A piece of Sherry’s history to celebrate International Sherry Week
Posted on November 06 2020
The Almacenista story in Jerez
Few wines are subject to as many misguided assumptions as Sherry – it’s all brown and sweet, it keeps forever, only elderly female relatives drink the stuff, it’s naff - need we say more?
Last year we decided to run two tastings celebrating International Sherry week in the Kew and Chiswick shops. The first surprise was how quickly they sold out. Not that we needed persuading of Sherry’s drinking credentials - more that so many of our customers were so enthused by it.
The pick of both nights - amongst a great cast - was the Palo Cortado from Cayentano del Pino - part of Bodegas Lustau’s Almacenista range.
Lustau is such a familiar name to any Sherry lover - a famous bodega with a great reputation. But they too started out as an Almacenista back in 1896.

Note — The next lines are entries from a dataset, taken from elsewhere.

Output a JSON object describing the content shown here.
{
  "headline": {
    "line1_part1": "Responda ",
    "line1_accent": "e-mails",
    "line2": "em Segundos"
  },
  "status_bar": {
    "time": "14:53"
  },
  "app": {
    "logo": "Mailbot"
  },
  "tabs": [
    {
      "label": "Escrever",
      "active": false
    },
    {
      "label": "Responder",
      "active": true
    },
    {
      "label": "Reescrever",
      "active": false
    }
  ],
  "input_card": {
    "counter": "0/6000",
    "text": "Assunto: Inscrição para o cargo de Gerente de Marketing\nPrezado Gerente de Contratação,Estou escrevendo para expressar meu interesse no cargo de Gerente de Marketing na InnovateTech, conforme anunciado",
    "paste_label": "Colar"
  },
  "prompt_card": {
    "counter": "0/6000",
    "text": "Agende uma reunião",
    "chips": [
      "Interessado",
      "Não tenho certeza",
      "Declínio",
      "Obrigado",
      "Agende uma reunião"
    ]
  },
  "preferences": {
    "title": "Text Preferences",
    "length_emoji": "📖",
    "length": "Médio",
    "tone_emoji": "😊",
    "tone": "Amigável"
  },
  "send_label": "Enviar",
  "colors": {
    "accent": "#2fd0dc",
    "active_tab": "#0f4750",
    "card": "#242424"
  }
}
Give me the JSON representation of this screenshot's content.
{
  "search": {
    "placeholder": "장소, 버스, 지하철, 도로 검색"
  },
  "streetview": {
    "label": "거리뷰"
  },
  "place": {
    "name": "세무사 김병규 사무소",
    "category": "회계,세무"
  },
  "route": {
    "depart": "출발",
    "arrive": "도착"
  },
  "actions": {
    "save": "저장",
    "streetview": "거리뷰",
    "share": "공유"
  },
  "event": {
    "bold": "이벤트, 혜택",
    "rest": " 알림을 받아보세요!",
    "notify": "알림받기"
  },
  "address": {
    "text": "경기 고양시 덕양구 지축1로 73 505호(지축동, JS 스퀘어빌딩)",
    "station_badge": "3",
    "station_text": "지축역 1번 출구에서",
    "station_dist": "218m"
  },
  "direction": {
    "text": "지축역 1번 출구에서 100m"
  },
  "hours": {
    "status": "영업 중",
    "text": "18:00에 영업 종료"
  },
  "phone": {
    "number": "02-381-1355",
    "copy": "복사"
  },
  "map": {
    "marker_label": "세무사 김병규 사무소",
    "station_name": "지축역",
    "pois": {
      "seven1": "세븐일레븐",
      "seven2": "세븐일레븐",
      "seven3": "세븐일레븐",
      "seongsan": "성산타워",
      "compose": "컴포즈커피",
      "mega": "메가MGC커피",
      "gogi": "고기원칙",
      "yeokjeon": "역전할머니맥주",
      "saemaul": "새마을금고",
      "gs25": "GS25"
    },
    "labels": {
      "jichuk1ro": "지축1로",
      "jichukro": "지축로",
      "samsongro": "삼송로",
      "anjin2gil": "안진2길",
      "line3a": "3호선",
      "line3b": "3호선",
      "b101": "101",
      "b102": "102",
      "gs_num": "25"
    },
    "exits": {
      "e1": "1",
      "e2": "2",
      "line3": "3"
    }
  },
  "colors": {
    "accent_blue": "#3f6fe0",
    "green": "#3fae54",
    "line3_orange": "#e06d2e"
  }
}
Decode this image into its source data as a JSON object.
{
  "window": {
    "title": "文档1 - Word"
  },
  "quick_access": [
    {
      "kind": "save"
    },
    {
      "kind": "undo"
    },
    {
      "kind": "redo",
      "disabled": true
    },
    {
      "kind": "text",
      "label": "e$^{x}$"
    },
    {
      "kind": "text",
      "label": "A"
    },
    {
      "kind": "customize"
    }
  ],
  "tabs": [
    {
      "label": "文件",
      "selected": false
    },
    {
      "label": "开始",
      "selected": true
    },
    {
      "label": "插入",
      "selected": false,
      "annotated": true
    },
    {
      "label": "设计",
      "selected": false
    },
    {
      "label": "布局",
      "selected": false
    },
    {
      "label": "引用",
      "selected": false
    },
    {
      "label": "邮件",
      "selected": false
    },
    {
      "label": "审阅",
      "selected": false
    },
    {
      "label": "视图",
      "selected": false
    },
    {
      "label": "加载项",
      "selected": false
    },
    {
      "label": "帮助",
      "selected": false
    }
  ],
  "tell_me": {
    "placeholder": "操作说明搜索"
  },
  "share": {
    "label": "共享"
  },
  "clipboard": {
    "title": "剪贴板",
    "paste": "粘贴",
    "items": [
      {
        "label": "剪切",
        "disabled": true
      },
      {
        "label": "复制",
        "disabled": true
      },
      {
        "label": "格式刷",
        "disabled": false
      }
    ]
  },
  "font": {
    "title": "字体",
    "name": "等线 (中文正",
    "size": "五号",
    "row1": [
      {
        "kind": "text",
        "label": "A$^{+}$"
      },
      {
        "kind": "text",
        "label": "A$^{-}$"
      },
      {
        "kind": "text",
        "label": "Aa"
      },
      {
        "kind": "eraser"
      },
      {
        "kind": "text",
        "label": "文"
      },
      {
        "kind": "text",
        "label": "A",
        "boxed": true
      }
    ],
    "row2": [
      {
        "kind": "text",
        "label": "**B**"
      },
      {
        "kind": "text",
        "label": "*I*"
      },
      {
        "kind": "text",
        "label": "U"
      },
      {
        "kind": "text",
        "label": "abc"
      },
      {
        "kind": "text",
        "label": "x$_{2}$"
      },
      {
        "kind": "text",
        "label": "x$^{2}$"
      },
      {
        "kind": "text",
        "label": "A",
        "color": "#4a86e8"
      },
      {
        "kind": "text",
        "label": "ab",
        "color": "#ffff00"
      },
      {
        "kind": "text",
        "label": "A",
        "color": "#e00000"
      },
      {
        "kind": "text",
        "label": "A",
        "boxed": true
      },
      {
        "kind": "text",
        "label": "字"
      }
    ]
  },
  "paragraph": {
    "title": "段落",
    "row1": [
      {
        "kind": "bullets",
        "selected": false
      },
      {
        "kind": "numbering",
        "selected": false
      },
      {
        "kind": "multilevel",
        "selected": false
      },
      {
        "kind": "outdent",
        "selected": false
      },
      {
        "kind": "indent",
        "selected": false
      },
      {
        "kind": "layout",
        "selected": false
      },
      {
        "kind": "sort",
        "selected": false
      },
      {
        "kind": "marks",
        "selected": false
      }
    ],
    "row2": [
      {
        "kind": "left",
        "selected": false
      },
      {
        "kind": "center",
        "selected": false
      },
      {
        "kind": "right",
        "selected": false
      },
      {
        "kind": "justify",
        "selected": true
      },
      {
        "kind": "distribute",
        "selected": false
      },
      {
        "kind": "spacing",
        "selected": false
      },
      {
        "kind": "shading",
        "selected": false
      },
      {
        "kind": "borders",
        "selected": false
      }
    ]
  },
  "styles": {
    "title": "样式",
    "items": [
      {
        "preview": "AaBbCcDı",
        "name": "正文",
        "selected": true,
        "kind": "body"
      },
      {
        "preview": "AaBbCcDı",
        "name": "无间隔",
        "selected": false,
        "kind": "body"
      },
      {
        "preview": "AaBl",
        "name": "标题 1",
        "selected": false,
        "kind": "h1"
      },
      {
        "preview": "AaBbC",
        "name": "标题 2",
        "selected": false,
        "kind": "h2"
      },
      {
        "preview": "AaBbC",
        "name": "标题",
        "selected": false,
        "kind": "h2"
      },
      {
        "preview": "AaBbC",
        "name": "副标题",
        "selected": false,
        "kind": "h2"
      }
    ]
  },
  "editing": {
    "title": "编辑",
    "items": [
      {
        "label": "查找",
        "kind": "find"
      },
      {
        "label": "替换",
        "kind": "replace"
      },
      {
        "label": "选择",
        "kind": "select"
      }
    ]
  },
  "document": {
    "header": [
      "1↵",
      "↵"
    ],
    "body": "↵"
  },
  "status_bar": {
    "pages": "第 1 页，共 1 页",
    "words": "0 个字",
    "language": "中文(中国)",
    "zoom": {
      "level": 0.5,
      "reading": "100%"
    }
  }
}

Their founder was Senor Jose Ruiz-Berdejo, who began cultivating vines in his spare time and selling his wines to Sherry producers. The actual Lustau brand didn’t appear until 1945. By then Emilio Lustau had moved the bodega into a building which forms part of the old Moorish walls of Jerez - where it remains to this day.
As you may be wondering, Almacenista is derived from the Spanish word almacen – meaning a store or warehouse. Within Jerez, it refers to smaller producers, often family-owned, who bought or sometimes made their wines and matured them in Solera before selling the wine on to the larger bodegas for blending and shipping under another name.
There were 50 such Almacenistas in Jerez until the 1990s and two years ago just 19 were left. The problem was that to qualify for a licence to ship you had to have 12,500 hectolitres of Sherries in your warehouse -well beyond the average holding of an Almacenista.
The Consejo decided to reduce the limit drastically - to a modest 500 hectolitres, spawning a small surge of extremely high-quality focused bodegas – Equipo Navazos, El Maestro Sierra, Bodegas Tradicion and Fernando de Castilla all among them.
Lustau themselves, launched a series of wines from different Almacenistas in 1981 - in part as an homage to their own origins. But some Almacenistas are more equal than others. Certain houses are regarded as the best makers of a particular style. In the case of Palo Cortado NO-ONE does it better than Cayetano del Pino! Dating back to 1880 and established by Don Cayetano del Pino Vasquez, they became official suppliers to King Alfonso XIII, and grew so large they had their own cooperage and print room. These days their wines are bottled by Sanchez Romate and Lustau.
A Palo Cortado is a rare style, a thing of beauty and definitely one for my “Desert Island Dozen”
A wine destined to be a Fino, but where the Flor yeast just doesn’t take as well as expected, exposing the wine to both biological ageing under Flor and oxidative ageing too. This one comes from a Solera of just 22 barrels with an average age of 20 years. Its rich nose of orange peel, dried fruits and roasted hazelnuts belies a complexity of flavour where the wines time under Flor adds a savoury dimension too. As a VOS (Very old Sherry) the wine’s concentration and length is extraordinary.
Drink it chilled!
Drink it when you need to be reminded of something lovely!
Or go all out and pair it with fondant sweet potato cooked in duck fat and some confit duck leg, perhaps some very fine Jamon de Belota or some nutty aged Manchego -it’s an awesome match with all of them.
P.S. Sherry is finally trendy …………………..
Make a date with a Sherry this week - there’s a style for everyone and a story behind each style!